Returning from his travels more lost than found and standing at the professional crossroads, Joe Komodo began his career selling souvenirs from the various places he had visited in Camden. In 1988 he took a different route and began producing his own fashion line, Komodo, that is currently celebrating twenty-three years of lucrative business.
The story of Komodo is a typical rags to riches tale, starting as an innovative idea niggling away at the mind of a talented creative and developing into an international fashion brand, pioneering eco-friendly production and fair trading in the mainstream fashion market.
Joe Komodo works by the philosophy that it is a privilege for civilisation to dress with style, but it is the responsibility of the fashion design team to make this style sustainable and socially considerate. His ‘organic, hempy, handmade’ garments are a beautiful collaboration between fashion-forwardness and eco-responsibility and available to the mainstream audience at an affordable price.
Take for example his Fairtrade, KERA Tunic dress (below left) made totally from sustainable material, rayon. This lightweight LBD is ideal for a cool, Summer/Spring look while the cut-out embroidery detail adds some sophisticated detail.
Joe Komodo understands there is a stereotypical view that ethical fashion comes in dull colour palettes and drab designs, which, he aims to combat with his vibrant Komodo line.

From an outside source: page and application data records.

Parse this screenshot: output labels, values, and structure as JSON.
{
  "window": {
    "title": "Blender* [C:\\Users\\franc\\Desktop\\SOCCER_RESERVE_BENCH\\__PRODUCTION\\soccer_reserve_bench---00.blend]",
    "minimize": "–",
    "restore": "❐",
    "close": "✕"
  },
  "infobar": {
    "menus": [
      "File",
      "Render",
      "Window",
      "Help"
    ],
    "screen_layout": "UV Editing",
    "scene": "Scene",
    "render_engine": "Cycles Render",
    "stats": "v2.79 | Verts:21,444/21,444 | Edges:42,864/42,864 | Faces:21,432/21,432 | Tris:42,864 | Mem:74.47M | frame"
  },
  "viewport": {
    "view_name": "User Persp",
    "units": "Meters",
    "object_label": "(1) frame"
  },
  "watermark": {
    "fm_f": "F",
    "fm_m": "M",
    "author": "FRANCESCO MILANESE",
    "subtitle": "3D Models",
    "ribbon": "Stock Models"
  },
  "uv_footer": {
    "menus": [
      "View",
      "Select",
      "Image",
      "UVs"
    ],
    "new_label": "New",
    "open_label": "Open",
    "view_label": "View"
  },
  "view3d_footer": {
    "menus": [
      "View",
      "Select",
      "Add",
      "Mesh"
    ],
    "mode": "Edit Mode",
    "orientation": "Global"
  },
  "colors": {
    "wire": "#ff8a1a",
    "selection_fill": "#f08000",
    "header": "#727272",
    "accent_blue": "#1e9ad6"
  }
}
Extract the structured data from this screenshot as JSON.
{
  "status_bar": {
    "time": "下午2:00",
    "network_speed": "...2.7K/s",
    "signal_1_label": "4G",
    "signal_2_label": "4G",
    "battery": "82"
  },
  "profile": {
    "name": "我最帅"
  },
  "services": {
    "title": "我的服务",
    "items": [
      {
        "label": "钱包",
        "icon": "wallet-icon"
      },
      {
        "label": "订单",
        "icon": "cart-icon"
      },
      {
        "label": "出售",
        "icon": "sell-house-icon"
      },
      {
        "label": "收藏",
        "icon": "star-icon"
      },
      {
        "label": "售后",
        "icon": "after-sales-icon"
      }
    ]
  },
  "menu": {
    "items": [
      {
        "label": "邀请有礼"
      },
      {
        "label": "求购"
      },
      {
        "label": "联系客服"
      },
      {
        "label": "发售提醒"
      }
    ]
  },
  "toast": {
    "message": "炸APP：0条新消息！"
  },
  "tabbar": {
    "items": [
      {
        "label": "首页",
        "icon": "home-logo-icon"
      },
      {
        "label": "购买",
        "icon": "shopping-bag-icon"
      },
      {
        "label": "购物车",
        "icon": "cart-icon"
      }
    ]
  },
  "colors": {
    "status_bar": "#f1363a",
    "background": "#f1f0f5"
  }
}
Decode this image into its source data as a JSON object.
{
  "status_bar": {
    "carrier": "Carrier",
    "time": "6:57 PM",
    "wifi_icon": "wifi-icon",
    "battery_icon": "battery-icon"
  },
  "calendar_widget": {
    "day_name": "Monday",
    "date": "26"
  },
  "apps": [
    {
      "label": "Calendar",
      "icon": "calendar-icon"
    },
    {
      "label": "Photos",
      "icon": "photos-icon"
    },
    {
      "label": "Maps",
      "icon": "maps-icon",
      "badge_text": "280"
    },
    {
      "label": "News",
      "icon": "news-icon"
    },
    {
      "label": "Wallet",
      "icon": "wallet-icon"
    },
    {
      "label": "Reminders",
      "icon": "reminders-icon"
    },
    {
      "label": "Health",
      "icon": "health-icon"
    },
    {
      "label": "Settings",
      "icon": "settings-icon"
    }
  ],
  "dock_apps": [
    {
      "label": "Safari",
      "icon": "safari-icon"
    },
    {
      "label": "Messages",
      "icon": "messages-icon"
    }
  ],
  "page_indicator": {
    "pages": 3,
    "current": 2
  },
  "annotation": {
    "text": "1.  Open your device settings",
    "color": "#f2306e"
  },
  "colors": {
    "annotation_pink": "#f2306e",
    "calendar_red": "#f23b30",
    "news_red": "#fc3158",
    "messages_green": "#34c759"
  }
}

With his close relationship between family-run factories in Nepal, India and Bali, stemming from his youthful adventures, Joe Komodo is a key figure within the fair trade debate. All of his production team are paid fairly and are content within their work life. So much so, one of the factories in Kathmandu, that Joe works very closely with, can proudly boast their Social Accountability, SA8000 Award for exceptional work environment standards.
Komodo is “an east-west collaboration that is good for both sides ticking both the fashion-forward and ecologically sensitive box. Take a look at the ZOE dress (above right) which is a sassy, nighttime alternative to the KERA tunic. The plunging neckline and intricate shoulder detailing leave no doubt in our mind that ethical fashion has grown up!
Joe Komodo has aspirations that organic fashion will, one day, catch up with the popularity of organic food and we do too. Think twice about your Spring wardrobe this year and take a visit to fashion buying event of the year, Pure London, this August where many more eco-designers such as Joe Komodo and K T Brown will be showcasing their designs.